## DESCRIPTION OF THE TASK:
Scan the entries below. Return every line that includes "Tamu".
(INPUT DATA begins)
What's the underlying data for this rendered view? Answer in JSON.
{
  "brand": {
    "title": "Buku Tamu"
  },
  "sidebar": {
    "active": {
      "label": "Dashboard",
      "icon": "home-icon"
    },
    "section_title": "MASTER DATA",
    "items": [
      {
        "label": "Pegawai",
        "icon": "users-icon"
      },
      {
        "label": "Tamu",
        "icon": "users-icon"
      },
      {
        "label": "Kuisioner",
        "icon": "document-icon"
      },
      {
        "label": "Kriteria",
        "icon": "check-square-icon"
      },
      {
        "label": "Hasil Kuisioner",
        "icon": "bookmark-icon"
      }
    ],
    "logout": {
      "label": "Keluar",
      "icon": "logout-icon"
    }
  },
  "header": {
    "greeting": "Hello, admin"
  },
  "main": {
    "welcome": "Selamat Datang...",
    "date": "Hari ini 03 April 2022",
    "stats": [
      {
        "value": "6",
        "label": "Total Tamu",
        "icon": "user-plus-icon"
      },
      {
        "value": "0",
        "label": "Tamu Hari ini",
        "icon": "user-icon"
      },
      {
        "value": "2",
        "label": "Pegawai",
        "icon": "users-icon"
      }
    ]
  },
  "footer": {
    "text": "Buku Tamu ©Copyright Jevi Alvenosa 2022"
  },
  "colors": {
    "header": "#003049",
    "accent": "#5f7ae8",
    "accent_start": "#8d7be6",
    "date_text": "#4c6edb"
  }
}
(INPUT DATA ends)
## SOLUTION:
    "title": "Buku Tamu"
        "label": "Tamu",
        "label": "Total Tamu",
        "label": "Tamu Hari ini",
    "text": "Buku Tamu ©Copyright Jevi Alvenosa 2022"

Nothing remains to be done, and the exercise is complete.